**THE PROBLEM:** Go through the material below and copy each line where the word "Нэнио" appears.
+ + +
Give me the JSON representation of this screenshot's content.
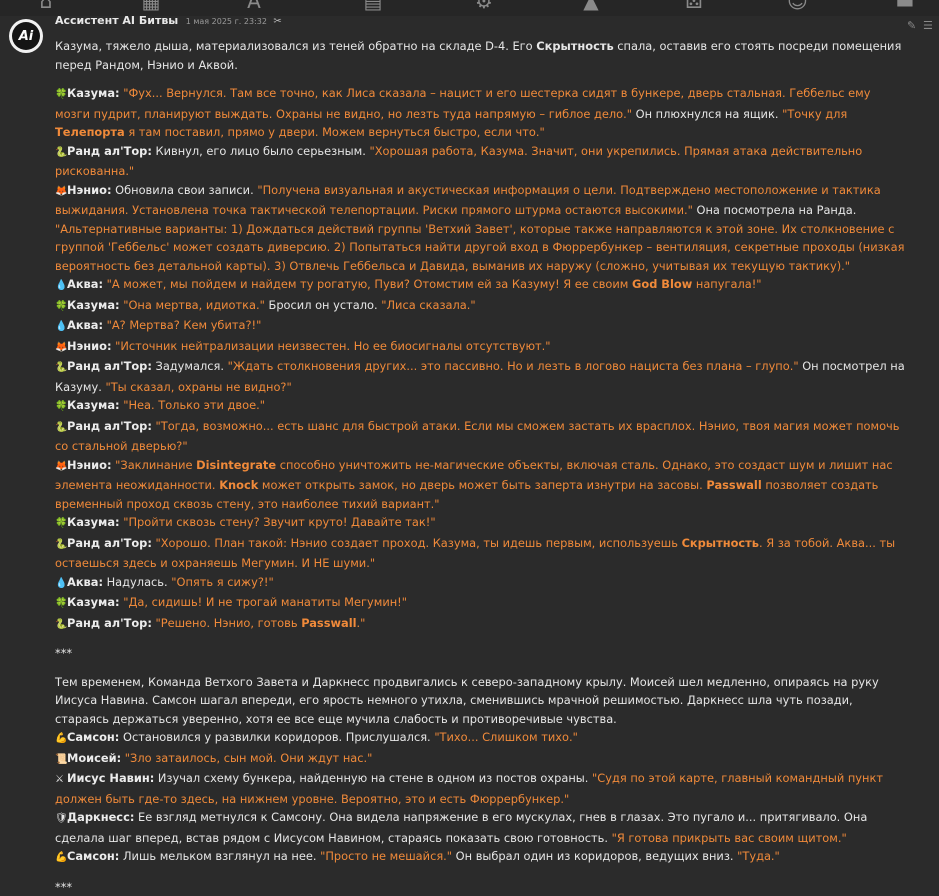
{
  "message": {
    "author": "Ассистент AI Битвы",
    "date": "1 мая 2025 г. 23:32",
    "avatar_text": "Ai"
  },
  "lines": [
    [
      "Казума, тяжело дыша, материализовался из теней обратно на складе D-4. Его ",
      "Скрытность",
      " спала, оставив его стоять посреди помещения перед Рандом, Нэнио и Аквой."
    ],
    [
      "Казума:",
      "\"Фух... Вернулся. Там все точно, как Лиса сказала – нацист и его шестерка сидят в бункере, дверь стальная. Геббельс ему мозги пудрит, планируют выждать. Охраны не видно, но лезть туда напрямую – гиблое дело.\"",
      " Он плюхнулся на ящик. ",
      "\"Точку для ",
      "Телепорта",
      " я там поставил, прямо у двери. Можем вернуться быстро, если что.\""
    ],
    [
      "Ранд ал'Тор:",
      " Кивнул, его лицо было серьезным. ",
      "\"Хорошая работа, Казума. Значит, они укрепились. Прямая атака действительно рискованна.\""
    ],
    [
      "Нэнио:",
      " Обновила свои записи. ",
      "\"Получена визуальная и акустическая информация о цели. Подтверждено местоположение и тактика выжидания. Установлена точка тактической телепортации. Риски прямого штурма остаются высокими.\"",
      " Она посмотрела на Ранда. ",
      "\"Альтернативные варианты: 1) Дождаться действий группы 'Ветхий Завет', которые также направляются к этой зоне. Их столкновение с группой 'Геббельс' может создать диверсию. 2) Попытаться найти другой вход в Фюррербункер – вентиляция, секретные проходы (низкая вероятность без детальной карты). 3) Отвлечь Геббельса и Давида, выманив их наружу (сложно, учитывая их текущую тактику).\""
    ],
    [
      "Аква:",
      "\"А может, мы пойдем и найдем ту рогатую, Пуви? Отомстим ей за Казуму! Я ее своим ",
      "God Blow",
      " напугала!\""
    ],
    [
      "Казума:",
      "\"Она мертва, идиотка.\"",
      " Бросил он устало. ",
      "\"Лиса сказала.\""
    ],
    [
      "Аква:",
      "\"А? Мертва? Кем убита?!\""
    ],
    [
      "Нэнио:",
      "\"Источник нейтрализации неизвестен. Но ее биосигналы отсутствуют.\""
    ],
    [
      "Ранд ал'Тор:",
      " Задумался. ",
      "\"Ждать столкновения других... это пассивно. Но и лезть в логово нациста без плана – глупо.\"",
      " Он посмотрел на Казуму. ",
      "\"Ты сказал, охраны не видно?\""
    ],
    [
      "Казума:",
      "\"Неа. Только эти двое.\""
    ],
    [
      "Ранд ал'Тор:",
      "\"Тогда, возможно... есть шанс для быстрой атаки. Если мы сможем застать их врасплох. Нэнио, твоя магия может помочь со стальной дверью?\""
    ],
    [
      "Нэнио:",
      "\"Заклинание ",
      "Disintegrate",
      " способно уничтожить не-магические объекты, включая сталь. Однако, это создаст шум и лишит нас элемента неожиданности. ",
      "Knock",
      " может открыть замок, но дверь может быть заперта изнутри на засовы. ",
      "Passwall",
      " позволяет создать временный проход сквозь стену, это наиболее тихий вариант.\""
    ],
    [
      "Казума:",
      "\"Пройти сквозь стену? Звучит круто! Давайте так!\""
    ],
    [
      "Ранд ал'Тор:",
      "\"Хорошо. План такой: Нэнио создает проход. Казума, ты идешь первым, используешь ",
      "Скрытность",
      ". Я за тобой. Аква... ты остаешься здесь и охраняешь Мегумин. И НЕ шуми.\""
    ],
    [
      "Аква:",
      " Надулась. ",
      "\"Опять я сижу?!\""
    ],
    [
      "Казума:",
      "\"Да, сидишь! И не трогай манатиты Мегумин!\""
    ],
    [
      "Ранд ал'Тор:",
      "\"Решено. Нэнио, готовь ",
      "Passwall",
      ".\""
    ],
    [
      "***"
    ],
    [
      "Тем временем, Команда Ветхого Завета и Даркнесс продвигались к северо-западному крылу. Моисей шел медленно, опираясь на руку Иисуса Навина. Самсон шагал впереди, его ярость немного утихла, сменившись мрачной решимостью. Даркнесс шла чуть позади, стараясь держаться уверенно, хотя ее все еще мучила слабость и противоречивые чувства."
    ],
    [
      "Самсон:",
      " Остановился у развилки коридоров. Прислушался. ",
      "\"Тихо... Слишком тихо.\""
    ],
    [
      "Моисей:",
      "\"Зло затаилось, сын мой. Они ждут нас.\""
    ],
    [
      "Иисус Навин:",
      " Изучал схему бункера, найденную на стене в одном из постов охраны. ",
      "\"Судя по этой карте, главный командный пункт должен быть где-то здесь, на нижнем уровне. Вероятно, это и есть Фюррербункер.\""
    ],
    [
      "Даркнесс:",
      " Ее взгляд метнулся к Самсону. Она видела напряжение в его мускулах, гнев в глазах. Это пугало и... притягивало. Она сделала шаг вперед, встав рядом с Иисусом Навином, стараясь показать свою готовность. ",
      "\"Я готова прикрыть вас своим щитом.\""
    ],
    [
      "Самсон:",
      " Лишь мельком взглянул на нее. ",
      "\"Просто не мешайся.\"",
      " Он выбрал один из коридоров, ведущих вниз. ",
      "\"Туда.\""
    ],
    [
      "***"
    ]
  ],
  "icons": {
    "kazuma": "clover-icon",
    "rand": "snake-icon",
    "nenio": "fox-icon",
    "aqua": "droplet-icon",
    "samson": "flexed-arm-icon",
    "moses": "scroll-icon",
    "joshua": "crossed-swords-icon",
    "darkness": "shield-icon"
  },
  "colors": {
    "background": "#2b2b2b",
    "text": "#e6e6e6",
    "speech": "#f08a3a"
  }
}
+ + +
**ANSWER BELOW:**
      " спала, оставив его стоять посреди помещения перед Рандом, Нэнио и Аквой."
      "Нэнио:",
      "Нэнио:",
      "\"Тогда, возможно... есть шанс для быстрой атаки. Если мы сможем застать их врасплох. Нэнио, твоя магия может помочь со стальной дверью?\""
      "Нэнио:",
      "\"Хорошо. План такой: Нэнио создает проход. Казума, ты идешь первым, используешь ",
      "\"Решено. Нэнио, готовь ",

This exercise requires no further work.